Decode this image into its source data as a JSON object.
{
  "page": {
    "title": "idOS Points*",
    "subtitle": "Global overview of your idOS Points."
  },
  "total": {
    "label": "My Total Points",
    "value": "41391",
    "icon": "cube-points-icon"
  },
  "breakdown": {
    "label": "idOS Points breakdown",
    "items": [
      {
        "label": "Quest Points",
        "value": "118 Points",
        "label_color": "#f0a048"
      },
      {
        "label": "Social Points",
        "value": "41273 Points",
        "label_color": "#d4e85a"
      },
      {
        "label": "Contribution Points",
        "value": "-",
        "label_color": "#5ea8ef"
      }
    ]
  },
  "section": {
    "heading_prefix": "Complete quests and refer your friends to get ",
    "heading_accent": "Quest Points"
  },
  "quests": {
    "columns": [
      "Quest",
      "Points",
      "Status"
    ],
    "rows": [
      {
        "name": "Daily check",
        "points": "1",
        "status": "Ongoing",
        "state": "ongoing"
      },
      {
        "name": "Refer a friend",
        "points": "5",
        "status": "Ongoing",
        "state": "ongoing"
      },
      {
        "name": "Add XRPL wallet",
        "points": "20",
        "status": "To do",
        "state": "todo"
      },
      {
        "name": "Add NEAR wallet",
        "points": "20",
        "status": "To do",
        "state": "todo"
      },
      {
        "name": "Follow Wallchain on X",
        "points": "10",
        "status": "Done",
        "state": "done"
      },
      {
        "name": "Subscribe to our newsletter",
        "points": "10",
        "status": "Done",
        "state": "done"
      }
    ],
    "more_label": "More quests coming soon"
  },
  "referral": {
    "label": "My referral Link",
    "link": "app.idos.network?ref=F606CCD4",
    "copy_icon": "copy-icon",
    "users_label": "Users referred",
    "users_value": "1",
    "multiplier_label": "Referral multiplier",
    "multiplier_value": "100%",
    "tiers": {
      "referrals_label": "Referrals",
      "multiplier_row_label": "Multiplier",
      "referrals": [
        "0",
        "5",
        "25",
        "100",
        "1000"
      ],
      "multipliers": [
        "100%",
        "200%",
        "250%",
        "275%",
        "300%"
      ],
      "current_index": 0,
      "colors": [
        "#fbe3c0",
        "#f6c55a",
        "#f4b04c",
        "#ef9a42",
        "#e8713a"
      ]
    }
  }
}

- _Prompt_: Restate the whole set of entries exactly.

- _Completed task_:
Decode this image into its source data as a JSON object.
{
  "page": {
    "title": "idOS Points*",
    "subtitle": "Global overview of your idOS Points."
  },
  "total": {
    "label": "My Total Points",
    "value": "41391",
    "icon": "cube-points-icon"
  },
  "breakdown": {
    "label": "idOS Points breakdown",
    "items": [
      {
        "label": "Quest Points",
        "value": "118 Points",
        "label_color": "#f0a048"
      },
      {
        "label": "Social Points",
        "value": "41273 Points",
        "label_color": "#d4e85a"
      },
      {
        "label": "Contribution Points",
        "value": "-",
        "label_color": "#5ea8ef"
      }
    ]
  },
  "section": {
    "heading_prefix": "Complete quests and refer your friends to get ",
    "heading_accent": "Quest Points"
  },
  "quests": {
    "columns": [
      "Quest",
      "Points",
      "Status"
    ],
    "rows": [
      {
        "name": "Daily check",
        "points": "1",
        "status": "Ongoing",
        "state": "ongoing"
      },
      {
        "name": "Refer a friend",
        "points": "5",
        "status": "Ongoing",
        "state": "ongoing"
      },
      {
        "name": "Add XRPL wallet",
        "points": "20",
        "status": "To do",
        "state": "todo"
      },
      {
        "name": "Add NEAR wallet",
        "points": "20",
        "status": "To do",
        "state": "todo"
      },
      {
        "name": "Follow Wallchain on X",
        "points": "10",
        "status": "Done",
        "state": "done"
      },
      {
        "name": "Subscribe to our newsletter",
        "points": "10",
        "status": "Done",
        "state": "done"
      }
    ],
    "more_label": "More quests coming soon"
  },
  "referral": {
    "label": "My referral Link",
    "link": "app.idos.network?ref=F606CCD4",
    "copy_icon": "copy-icon",
    "users_label": "Users referred",
    "users_value": "1",
    "multiplier_label": "Referral multiplier",
    "multiplier_value": "100%",
    "tiers": {
      "referrals_label": "Referrals",
      "multiplier_row_label": "Multiplier",
      "referrals": [
        "0",
        "5",
        "25",
        "100",
        "1000"
      ],
      "multipliers": [
        "100%",
        "200%",
        "250%",
        "275%",
        "300%"
      ],
      "current_index": 0,
      "colors": [
        "#fbe3c0",
        "#f6c55a",
        "#f4b04c",
        "#ef9a42",
        "#e8713a"
      ]
    }
  }
}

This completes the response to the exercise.